**SOURCE DATA**
--------------------
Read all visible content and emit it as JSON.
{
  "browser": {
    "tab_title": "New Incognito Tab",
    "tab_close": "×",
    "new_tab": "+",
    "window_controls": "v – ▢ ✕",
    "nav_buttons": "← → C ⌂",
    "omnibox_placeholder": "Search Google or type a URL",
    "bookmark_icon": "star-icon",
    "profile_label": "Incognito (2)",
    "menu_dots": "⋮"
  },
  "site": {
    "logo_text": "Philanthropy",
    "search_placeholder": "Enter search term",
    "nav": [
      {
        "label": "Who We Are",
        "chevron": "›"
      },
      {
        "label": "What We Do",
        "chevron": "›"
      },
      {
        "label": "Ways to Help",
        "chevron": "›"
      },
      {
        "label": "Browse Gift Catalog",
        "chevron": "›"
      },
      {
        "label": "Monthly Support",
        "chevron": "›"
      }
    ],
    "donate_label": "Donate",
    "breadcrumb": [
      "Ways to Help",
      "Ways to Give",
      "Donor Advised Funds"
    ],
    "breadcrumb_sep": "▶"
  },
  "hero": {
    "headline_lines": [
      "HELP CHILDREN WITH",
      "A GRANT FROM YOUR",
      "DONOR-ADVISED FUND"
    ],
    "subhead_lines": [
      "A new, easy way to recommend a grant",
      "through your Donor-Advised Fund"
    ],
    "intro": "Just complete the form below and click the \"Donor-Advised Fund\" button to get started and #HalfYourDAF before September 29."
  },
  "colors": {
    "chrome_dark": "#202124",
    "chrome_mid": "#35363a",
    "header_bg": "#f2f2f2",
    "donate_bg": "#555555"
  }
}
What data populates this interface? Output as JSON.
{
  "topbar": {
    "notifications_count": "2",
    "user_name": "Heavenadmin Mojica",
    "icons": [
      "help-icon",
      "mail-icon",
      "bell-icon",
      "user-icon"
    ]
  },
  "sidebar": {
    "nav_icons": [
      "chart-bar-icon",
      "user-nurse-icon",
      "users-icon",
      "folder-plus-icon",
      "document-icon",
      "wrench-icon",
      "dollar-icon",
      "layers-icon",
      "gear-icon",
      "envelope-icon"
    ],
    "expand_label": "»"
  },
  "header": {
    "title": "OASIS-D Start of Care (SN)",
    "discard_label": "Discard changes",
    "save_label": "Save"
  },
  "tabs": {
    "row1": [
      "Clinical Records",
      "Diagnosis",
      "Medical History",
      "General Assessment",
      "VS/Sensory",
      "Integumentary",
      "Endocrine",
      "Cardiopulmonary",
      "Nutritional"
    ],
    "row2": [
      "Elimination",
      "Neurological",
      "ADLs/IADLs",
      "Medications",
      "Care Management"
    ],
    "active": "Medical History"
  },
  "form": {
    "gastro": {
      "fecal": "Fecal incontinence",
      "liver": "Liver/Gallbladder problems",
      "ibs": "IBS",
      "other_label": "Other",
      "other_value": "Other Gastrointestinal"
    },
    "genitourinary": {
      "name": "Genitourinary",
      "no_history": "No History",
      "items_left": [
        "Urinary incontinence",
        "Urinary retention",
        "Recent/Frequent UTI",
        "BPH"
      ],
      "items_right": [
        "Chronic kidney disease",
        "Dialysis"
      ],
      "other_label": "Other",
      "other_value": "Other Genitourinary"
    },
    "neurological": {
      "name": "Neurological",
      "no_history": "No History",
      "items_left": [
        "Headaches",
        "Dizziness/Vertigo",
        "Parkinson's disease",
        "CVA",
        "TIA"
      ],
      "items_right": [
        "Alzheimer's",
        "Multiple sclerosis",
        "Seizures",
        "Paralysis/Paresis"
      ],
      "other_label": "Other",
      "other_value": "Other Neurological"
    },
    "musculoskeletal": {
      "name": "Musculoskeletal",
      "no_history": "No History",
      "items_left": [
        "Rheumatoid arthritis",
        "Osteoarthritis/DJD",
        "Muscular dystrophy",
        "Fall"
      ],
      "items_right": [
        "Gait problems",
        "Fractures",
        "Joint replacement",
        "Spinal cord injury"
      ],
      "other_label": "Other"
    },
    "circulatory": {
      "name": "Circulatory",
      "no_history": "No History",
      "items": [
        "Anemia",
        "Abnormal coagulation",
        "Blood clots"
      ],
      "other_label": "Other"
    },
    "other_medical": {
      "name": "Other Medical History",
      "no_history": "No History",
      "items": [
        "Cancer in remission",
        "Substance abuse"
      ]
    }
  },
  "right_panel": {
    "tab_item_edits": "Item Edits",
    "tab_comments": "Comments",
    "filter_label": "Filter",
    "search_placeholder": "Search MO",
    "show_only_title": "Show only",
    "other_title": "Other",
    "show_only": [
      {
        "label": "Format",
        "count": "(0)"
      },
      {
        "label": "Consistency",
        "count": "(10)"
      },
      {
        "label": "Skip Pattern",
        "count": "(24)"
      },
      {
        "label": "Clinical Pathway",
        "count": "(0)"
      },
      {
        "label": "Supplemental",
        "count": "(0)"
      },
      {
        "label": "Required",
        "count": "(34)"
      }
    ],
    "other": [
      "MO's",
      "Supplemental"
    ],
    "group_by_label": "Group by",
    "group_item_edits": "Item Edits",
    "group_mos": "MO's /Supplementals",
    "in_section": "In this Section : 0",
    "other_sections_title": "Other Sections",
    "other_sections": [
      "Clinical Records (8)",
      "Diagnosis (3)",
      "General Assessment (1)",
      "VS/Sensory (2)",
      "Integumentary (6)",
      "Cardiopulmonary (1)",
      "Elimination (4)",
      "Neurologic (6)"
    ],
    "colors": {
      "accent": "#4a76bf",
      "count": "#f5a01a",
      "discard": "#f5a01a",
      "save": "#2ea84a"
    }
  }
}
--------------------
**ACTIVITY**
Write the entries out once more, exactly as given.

**EXPECTED ANSWER**
Read all visible content and emit it as JSON.
{
  "browser": {
    "tab_title": "New Incognito Tab",
    "tab_close": "×",
    "new_tab": "+",
    "window_controls": "v – ▢ ✕",
    "nav_buttons": "← → C ⌂",
    "omnibox_placeholder": "Search Google or type a URL",
    "bookmark_icon": "star-icon",
    "profile_label": "Incognito (2)",
    "menu_dots": "⋮"
  },
  "site": {
    "logo_text": "Philanthropy",
    "search_placeholder": "Enter search term",
    "nav": [
      {
        "label": "Who We Are",
        "chevron": "›"
      },
      {
        "label": "What We Do",
        "chevron": "›"
      },
      {
        "label": "Ways to Help",
        "chevron": "›"
      },
      {
        "label": "Browse Gift Catalog",
        "chevron": "›"
      },
      {
        "label": "Monthly Support",
        "chevron": "›"
      }
    ],
    "donate_label": "Donate",
    "breadcrumb": [
      "Ways to Help",
      "Ways to Give",
      "Donor Advised Funds"
    ],
    "breadcrumb_sep": "▶"
  },
  "hero": {
    "headline_lines": [
      "HELP CHILDREN WITH",
      "A GRANT FROM YOUR",
      "DONOR-ADVISED FUND"
    ],
    "subhead_lines": [
      "A new, easy way to recommend a grant",
      "through your Donor-Advised Fund"
    ],
    "intro": "Just complete the form below and click the \"Donor-Advised Fund\" button to get started and #HalfYourDAF before September 29."
  },
  "colors": {
    "chrome_dark": "#202124",
    "chrome_mid": "#35363a",
    "header_bg": "#f2f2f2",
    "donate_bg": "#555555"
  }
}
What data populates this interface? Output as JSON.
{
  "topbar": {
    "notifications_count": "2",
    "user_name": "Heavenadmin Mojica",
    "icons": [
      "help-icon",
      "mail-icon",
      "bell-icon",
      "user-icon"
    ]
  },
  "sidebar": {
    "nav_icons": [
      "chart-bar-icon",
      "user-nurse-icon",
      "users-icon",
      "folder-plus-icon",
      "document-icon",
      "wrench-icon",
      "dollar-icon",
      "layers-icon",
      "gear-icon",
      "envelope-icon"
    ],
    "expand_label": "»"
  },
  "header": {
    "title": "OASIS-D Start of Care (SN)",
    "discard_label": "Discard changes",
    "save_label": "Save"
  },
  "tabs": {
    "row1": [
      "Clinical Records",
      "Diagnosis",
      "Medical History",
      "General Assessment",
      "VS/Sensory",
      "Integumentary",
      "Endocrine",
      "Cardiopulmonary",
      "Nutritional"
    ],
    "row2": [
      "Elimination",
      "Neurological",
      "ADLs/IADLs",
      "Medications",
      "Care Management"
    ],
    "active": "Medical History"
  },
  "form": {
    "gastro": {
      "fecal": "Fecal incontinence",
      "liver": "Liver/Gallbladder problems",
      "ibs": "IBS",
      "other_label": "Other",
      "other_value": "Other Gastrointestinal"
    },
    "genitourinary": {
      "name": "Genitourinary",
      "no_history": "No History",
      "items_left": [
        "Urinary incontinence",
        "Urinary retention",
        "Recent/Frequent UTI",
        "BPH"
      ],
      "items_right": [
        "Chronic kidney disease",
        "Dialysis"
      ],
      "other_label": "Other",
      "other_value": "Other Genitourinary"
    },
    "neurological": {
      "name": "Neurological",
      "no_history": "No History",
      "items_left": [
        "Headaches",
        "Dizziness/Vertigo",
        "Parkinson's disease",
        "CVA",
        "TIA"
      ],
      "items_right": [
        "Alzheimer's",
        "Multiple sclerosis",
        "Seizures",
        "Paralysis/Paresis"
      ],
      "other_label": "Other",
      "other_value": "Other Neurological"
    },
    "musculoskeletal": {
      "name": "Musculoskeletal",
      "no_history": "No History",
      "items_left": [
        "Rheumatoid arthritis",
        "Osteoarthritis/DJD",
        "Muscular dystrophy",
        "Fall"
      ],
      "items_right": [
        "Gait problems",
        "Fractures",
        "Joint replacement",
        "Spinal cord injury"
      ],
      "other_label": "Other"
    },
    "circulatory": {
      "name": "Circulatory",
      "no_history": "No History",
      "items": [
        "Anemia",
        "Abnormal coagulation",
        "Blood clots"
      ],
      "other_label": "Other"
    },
    "other_medical": {
      "name": "Other Medical History",
      "no_history": "No History",
      "items": [
        "Cancer in remission",
        "Substance abuse"
      ]
    }
  },
  "right_panel": {
    "tab_item_edits": "Item Edits",
    "tab_comments": "Comments",
    "filter_label": "Filter",
    "search_placeholder": "Search MO",
    "show_only_title": "Show only",
    "other_title": "Other",
    "show_only": [
      {
        "label": "Format",
        "count": "(0)"
      },
      {
        "label": "Consistency",
        "count": "(10)"
      },
      {
        "label": "Skip Pattern",
        "count": "(24)"
      },
      {
        "label": "Clinical Pathway",
        "count": "(0)"
      },
      {
        "label": "Supplemental",
        "count": "(0)"
      },
      {
        "label": "Required",
        "count": "(34)"
      }
    ],
    "other": [
      "MO's",
      "Supplemental"
    ],
    "group_by_label": "Group by",
    "group_item_edits": "Item Edits",
    "group_mos": "MO's /Supplementals",
    "in_section": "In this Section : 0",
    "other_sections_title": "Other Sections",
    "other_sections": [
      "Clinical Records (8)",
      "Diagnosis (3)",
      "General Assessment (1)",
      "VS/Sensory (2)",
      "Integumentary (6)",
      "Cardiopulmonary (1)",
      "Elimination (4)",
      "Neurologic (6)"
    ],
    "colors": {
      "accent": "#4a76bf",
      "count": "#f5a01a",
      "discard": "#f5a01a",
      "save": "#2ea84a"
    }
  }
}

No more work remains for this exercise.